- Problem description: Each line below has to be output exactly, from first to last.

========

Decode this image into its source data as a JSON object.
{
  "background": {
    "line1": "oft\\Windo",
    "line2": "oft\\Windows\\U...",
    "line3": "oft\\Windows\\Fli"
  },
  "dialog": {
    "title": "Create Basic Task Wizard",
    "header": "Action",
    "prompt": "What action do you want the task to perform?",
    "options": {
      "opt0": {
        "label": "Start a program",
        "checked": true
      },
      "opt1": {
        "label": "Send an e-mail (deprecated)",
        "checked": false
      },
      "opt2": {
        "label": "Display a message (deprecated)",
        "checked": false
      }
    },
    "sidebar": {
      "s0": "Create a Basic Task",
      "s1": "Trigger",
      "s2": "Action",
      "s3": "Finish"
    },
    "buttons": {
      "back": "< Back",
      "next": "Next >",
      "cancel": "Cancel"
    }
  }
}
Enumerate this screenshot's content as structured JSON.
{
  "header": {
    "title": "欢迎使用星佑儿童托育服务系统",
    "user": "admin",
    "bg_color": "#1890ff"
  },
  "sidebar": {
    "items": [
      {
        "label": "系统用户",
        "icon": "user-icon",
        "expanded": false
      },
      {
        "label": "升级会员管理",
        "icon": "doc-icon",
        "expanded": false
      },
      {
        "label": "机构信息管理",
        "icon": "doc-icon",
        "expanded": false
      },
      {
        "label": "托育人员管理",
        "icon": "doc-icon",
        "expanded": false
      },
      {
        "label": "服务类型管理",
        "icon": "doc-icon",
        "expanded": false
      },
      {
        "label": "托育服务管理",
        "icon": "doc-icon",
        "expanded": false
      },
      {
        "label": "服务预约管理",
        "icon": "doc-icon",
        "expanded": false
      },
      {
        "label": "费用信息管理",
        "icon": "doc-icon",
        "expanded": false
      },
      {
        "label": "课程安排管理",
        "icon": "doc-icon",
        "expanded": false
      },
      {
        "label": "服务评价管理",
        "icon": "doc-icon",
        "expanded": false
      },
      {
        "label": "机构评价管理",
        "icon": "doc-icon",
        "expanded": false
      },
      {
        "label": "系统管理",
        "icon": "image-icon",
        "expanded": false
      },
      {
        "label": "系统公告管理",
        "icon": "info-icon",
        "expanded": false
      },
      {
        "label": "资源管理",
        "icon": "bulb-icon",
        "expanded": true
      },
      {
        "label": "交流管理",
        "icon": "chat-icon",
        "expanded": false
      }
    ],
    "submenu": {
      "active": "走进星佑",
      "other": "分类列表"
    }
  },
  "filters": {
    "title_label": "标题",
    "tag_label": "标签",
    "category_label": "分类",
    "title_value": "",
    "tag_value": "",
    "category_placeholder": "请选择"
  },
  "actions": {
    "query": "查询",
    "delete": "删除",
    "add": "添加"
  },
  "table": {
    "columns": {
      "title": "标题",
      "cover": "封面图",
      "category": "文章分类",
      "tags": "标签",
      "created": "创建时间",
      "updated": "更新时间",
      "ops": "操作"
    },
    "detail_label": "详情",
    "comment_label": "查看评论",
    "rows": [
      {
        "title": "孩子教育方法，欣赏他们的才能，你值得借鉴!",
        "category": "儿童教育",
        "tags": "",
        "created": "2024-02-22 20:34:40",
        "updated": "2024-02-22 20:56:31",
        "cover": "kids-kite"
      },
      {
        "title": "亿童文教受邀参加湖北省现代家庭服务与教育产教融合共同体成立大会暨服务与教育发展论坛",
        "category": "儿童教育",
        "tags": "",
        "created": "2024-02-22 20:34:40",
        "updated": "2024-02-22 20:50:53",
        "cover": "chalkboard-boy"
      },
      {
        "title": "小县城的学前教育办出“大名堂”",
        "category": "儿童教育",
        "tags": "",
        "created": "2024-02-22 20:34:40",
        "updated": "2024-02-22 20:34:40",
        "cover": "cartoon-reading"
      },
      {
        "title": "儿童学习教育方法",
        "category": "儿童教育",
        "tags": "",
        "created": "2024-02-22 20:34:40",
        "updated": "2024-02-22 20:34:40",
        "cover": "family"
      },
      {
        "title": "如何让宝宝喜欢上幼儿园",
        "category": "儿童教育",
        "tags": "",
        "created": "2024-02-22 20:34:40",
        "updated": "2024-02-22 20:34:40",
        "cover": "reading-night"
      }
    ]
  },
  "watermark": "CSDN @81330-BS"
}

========

- Answer space:
Decode this image into its source data as a JSON object.
{
  "background": {
    "line1": "oft\\Windo",
    "line2": "oft\\Windows\\U...",
    "line3": "oft\\Windows\\Fli"
  },
  "dialog": {
    "title": "Create Basic Task Wizard",
    "header": "Action",
    "prompt": "What action do you want the task to perform?",
    "options": {
      "opt0": {
        "label": "Start a program",
        "checked": true
      },
      "opt1": {
        "label": "Send an e-mail (deprecated)",
        "checked": false
      },
      "opt2": {
        "label": "Display a message (deprecated)",
        "checked": false
      }
    },
    "sidebar": {
      "s0": "Create a Basic Task",
      "s1": "Trigger",
      "s2": "Action",
      "s3": "Finish"
    },
    "buttons": {
      "back": "< Back",
      "next": "Next >",
      "cancel": "Cancel"
    }
  }
}
Enumerate this screenshot's content as structured JSON.
{
  "header": {
    "title": "欢迎使用星佑儿童托育服务系统",
    "user": "admin",
    "bg_color": "#1890ff"
  },
  "sidebar": {
    "items": [
      {
        "label": "系统用户",
        "icon": "user-icon",
        "expanded": false
      },
      {
        "label": "升级会员管理",
        "icon": "doc-icon",
        "expanded": false
      },
      {
        "label": "机构信息管理",
        "icon": "doc-icon",
        "expanded": false
      },
      {
        "label": "托育人员管理",
        "icon": "doc-icon",
        "expanded": false
      },
      {
        "label": "服务类型管理",
        "icon": "doc-icon",
        "expanded": false
      },
      {
        "label": "托育服务管理",
        "icon": "doc-icon",
        "expanded": false
      },
      {
        "label": "服务预约管理",
        "icon": "doc-icon",
        "expanded": false
      },
      {
        "label": "费用信息管理",
        "icon": "doc-icon",
        "expanded": false
      },
      {
        "label": "课程安排管理",
        "icon": "doc-icon",
        "expanded": false
      },
      {
        "label": "服务评价管理",
        "icon": "doc-icon",
        "expanded": false
      },
      {
        "label": "机构评价管理",
        "icon": "doc-icon",
        "expanded": false
      },
      {
        "label": "系统管理",
        "icon": "image-icon",
        "expanded": false
      },
      {
        "label": "系统公告管理",
        "icon": "info-icon",
        "expanded": false
      },
      {
        "label": "资源管理",
        "icon": "bulb-icon",
        "expanded": true
      },
      {
        "label": "交流管理",
        "icon": "chat-icon",
        "expanded": false
      }
    ],
    "submenu": {
      "active": "走进星佑",
      "other": "分类列表"
    }
  },
  "filters": {
    "title_label": "标题",
    "tag_label": "标签",
    "category_label": "分类",
    "title_value": "",
    "tag_value": "",
    "category_placeholder": "请选择"
  },
  "actions": {
    "query": "查询",
    "delete": "删除",
    "add": "添加"
  },
  "table": {
    "columns": {
      "title": "标题",
      "cover": "封面图",
      "category": "文章分类",
      "tags": "标签",
      "created": "创建时间",
      "updated": "更新时间",
      "ops": "操作"
    },
    "detail_label": "详情",
    "comment_label": "查看评论",
    "rows": [
      {
        "title": "孩子教育方法，欣赏他们的才能，你值得借鉴!",
        "category": "儿童教育",
        "tags": "",
        "created": "2024-02-22 20:34:40",
        "updated": "2024-02-22 20:56:31",
        "cover": "kids-kite"
      },
      {
        "title": "亿童文教受邀参加湖北省现代家庭服务与教育产教融合共同体成立大会暨服务与教育发展论坛",
        "category": "儿童教育",
        "tags": "",
        "created": "2024-02-22 20:34:40",
        "updated": "2024-02-22 20:50:53",
        "cover": "chalkboard-boy"
      },
      {
        "title": "小县城的学前教育办出“大名堂”",
        "category": "儿童教育",
        "tags": "",
        "created": "2024-02-22 20:34:40",
        "updated": "2024-02-22 20:34:40",
        "cover": "cartoon-reading"
      },
      {
        "title": "儿童学习教育方法",
        "category": "儿童教育",
        "tags": "",
        "created": "2024-02-22 20:34:40",
        "updated": "2024-02-22 20:34:40",
        "cover": "family"
      },
      {
        "title": "如何让宝宝喜欢上幼儿园",
        "category": "儿童教育",
        "tags": "",
        "created": "2024-02-22 20:34:40",
        "updated": "2024-02-22 20:34:40",
        "cover": "reading-night"
      }
    ]
  },
  "watermark": "CSDN @81330-BS"
}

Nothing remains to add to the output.